You’ll either love Jill’s handwriting or stare at it, bewildered. It’s no problem if you find the menu illegible. You can read it on one the tarnished mirrors that hang in the dining rooms. A waitress in a navy blue and white striped shirt can tell you every detail of every dish. And you can always surf on social media.
When the Panella’s bought the 1835 house that is now Chez Nous, they expanded the kitchen and turned the rest of the building into a two-story dining room. The shell is the same. Inside the old, dark wood has been restored. The brick fireplaces remain. Wine glasses and plates are stored in antique armoires coated with distressed blue paint. As the sun sets, candlelight takes over, along with dimmed overhead track lights. Chez Nous a very romantic destination where you are encouraged to dwell.
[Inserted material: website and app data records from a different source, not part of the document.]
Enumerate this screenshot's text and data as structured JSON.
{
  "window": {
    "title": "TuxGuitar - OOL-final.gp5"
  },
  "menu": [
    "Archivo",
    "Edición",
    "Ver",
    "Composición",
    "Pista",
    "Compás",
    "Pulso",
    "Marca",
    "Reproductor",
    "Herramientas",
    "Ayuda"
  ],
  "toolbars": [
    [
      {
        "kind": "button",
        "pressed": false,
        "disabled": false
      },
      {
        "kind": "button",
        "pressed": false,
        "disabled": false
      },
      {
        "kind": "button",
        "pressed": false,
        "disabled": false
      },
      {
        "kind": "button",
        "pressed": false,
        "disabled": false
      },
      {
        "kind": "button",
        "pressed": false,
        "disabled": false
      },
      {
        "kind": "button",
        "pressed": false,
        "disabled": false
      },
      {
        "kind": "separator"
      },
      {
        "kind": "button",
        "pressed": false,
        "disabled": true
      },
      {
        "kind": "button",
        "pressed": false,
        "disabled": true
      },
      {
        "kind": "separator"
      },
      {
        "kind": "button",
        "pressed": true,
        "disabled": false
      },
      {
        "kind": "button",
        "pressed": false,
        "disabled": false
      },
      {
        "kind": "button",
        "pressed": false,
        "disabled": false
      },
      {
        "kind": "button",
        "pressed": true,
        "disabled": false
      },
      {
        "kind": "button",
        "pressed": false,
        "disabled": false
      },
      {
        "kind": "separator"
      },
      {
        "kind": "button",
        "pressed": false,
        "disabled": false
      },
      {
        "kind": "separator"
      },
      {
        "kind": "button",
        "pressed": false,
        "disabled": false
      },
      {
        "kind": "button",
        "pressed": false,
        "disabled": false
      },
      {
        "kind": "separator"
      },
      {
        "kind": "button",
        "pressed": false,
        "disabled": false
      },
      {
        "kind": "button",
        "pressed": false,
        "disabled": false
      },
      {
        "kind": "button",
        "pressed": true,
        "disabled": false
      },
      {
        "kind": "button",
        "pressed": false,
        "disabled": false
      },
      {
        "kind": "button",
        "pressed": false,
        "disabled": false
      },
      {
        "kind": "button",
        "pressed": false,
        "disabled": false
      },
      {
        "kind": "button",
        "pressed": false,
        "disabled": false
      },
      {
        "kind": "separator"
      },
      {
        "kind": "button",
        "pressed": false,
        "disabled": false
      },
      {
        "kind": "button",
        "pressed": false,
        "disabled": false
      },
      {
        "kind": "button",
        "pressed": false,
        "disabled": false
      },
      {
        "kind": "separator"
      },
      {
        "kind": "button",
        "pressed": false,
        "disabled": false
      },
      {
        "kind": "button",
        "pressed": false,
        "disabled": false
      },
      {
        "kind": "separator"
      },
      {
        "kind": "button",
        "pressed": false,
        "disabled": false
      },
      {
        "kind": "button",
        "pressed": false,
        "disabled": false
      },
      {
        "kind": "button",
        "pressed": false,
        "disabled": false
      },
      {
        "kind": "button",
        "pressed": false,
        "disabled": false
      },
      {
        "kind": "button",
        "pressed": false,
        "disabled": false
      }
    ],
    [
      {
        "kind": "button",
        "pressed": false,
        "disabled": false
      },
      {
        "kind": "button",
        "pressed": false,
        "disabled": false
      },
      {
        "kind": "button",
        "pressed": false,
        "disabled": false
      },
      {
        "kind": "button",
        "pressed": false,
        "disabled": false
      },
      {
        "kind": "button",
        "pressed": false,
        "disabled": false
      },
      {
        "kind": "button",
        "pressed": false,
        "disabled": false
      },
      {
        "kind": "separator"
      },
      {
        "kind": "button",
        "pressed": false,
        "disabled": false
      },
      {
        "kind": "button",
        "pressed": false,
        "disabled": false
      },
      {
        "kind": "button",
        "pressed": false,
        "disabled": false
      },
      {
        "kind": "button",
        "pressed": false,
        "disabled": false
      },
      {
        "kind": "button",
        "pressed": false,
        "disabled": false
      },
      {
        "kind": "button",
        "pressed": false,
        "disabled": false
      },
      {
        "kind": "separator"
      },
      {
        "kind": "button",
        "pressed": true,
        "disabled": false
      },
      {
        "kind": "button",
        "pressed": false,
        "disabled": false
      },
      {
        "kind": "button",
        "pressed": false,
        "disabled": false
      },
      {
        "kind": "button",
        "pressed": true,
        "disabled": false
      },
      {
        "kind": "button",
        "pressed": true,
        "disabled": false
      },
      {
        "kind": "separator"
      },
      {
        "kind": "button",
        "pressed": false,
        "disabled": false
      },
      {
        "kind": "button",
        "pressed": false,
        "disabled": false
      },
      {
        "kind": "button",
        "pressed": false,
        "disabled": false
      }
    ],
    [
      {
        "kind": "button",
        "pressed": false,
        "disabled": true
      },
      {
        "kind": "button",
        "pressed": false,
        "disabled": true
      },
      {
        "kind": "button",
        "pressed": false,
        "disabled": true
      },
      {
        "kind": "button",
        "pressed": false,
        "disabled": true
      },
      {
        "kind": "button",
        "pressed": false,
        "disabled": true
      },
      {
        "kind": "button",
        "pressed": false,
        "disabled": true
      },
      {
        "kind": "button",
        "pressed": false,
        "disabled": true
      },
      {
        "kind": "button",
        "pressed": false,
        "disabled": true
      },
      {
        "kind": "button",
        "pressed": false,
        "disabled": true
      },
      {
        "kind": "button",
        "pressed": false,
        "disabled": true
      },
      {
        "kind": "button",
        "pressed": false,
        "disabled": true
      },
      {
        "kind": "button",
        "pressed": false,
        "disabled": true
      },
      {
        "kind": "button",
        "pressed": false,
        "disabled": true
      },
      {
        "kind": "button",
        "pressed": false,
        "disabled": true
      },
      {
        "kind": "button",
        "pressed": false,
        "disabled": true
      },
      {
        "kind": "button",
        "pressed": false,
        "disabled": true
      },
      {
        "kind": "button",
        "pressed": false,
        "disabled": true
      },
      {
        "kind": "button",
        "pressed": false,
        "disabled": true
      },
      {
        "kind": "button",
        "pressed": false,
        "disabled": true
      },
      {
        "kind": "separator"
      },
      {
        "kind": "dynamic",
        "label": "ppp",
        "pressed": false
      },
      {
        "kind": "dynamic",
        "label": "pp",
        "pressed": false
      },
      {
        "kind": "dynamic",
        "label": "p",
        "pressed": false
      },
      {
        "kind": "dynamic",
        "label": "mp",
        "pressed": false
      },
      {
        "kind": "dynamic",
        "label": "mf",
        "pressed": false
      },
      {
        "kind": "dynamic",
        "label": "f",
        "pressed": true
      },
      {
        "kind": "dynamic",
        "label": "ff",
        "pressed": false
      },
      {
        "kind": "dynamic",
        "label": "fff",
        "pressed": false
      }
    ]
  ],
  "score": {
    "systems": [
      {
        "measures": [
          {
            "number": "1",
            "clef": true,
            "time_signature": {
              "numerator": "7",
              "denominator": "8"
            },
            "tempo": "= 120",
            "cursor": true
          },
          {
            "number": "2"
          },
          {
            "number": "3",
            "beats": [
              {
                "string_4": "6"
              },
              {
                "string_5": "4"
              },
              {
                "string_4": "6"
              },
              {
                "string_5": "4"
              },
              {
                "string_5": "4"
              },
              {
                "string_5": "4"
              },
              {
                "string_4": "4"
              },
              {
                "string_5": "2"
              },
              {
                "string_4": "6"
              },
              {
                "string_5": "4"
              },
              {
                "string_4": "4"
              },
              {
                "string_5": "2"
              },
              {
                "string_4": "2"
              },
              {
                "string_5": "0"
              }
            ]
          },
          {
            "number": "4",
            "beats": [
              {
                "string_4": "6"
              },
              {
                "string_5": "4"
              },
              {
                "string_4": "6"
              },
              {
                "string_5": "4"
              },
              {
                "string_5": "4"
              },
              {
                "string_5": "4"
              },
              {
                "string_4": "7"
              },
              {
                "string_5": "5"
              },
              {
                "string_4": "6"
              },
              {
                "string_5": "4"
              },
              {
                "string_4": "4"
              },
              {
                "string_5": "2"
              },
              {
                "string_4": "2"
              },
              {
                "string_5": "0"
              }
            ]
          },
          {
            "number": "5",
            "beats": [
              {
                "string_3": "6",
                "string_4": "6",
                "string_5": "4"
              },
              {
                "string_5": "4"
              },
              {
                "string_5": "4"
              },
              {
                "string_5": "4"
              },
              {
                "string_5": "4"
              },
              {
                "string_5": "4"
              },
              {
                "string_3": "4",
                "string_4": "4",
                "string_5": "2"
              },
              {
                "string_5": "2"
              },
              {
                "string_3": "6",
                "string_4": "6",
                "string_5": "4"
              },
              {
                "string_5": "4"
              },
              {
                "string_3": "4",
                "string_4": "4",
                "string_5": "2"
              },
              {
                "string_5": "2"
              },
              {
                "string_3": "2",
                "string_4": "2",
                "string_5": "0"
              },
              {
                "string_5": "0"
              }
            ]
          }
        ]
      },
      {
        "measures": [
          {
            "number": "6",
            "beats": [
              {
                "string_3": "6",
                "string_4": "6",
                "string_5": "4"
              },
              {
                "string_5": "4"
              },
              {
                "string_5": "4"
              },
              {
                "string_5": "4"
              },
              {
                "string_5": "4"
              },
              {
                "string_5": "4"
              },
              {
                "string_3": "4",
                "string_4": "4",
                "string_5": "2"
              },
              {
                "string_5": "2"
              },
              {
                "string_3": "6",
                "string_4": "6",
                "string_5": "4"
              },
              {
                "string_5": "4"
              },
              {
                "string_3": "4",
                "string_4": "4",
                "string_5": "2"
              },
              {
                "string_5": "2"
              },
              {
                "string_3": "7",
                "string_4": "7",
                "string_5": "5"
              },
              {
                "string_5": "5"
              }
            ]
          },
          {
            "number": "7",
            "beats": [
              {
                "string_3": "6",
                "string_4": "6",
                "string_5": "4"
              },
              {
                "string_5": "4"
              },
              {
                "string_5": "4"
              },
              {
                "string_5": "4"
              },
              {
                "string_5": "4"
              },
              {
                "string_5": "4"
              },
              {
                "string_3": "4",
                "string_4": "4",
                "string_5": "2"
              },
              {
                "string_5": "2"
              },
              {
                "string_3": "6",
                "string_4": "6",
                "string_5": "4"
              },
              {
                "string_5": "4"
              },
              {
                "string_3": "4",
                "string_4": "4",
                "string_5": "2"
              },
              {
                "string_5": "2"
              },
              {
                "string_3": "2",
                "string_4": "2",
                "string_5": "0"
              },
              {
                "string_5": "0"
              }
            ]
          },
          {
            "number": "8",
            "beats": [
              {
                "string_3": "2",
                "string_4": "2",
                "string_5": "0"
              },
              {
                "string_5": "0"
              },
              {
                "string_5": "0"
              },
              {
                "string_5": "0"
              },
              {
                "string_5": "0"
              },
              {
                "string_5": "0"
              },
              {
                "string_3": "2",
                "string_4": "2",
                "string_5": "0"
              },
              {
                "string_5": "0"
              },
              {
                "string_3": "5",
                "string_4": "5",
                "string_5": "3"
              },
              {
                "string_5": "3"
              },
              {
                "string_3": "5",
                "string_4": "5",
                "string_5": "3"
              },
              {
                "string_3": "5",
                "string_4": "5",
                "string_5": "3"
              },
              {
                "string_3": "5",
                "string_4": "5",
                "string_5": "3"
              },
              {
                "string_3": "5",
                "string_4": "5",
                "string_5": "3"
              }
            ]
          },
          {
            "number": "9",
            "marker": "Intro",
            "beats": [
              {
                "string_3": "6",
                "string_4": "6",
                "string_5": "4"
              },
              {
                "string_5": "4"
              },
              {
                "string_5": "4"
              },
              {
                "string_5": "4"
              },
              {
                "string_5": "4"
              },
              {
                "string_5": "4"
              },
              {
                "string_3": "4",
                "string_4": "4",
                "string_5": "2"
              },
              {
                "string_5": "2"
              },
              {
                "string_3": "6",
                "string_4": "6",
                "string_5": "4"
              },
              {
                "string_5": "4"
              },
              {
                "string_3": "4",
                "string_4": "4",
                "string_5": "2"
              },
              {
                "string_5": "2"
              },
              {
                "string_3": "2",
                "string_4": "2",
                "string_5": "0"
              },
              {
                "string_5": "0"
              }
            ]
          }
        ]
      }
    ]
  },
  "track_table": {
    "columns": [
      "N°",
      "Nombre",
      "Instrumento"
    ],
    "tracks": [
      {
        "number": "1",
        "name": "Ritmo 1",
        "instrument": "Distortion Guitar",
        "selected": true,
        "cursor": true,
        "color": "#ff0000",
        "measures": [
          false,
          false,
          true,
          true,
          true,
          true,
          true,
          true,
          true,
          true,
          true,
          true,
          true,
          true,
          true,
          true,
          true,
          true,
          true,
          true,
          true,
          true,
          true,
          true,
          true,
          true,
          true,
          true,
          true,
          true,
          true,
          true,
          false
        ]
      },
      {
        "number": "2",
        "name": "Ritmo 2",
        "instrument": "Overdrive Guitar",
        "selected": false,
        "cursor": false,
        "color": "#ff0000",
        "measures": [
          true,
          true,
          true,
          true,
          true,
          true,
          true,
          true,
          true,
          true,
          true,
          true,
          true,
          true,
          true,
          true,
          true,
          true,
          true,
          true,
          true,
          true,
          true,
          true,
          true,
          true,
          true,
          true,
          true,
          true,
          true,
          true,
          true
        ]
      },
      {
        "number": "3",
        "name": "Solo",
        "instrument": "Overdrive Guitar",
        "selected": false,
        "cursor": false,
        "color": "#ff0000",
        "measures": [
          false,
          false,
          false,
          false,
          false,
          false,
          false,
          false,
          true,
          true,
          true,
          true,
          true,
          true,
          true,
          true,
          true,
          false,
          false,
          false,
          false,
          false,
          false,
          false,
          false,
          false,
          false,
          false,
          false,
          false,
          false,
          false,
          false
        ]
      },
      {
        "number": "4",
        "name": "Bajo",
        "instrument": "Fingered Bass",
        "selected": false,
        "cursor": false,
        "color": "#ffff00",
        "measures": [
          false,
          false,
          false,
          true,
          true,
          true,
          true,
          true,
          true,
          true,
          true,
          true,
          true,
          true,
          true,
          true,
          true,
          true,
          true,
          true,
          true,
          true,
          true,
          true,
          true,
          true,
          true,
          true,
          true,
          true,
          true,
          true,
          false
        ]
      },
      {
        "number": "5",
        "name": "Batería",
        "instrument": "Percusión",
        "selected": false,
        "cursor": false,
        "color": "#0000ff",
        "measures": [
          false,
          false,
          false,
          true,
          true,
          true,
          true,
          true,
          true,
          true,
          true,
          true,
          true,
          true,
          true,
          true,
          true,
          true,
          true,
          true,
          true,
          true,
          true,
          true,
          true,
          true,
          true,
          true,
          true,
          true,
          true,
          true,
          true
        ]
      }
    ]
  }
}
The wine program is run by Patrick, who stocks the reserves with Italian, French, and Spanish wines to pair with the regions of each dish.
When it comes to the food (if you aren’t dining solo), I suggest you order everything on the menu. Just order it all.
The courses will come out one by one. Servers bring new silverware with each dish.
And here they are, the croquettes, fried to a crispy golden brown, oozing with white sauce, spiced with a touch of cayenne.
The haricot verts are cooked soft, served warm, tossed in a red wine vinaigrette and topped with chopped hardboiled egg.
Then come the tagliarini with clam and fennel and the roasted quail.
Tonight’s desserts are caramel custard and homemade marscapone ice cream with honey. All the food is rich in substance, light in flavor, mindfully executed, designed to accompany one another.
Chez Nous is part of a trend of restaurants applying a laser focus to their niche. They provide an exception to the notion that Charleston - although a beloved foodie mecca - is perhaps not a place where you can find unadulterated European fare. Chez Nous can do this because they do not deviate from their baseline philosophy, which is to always stay true to tradition. And the dishes they create to expand palates come in the thousands.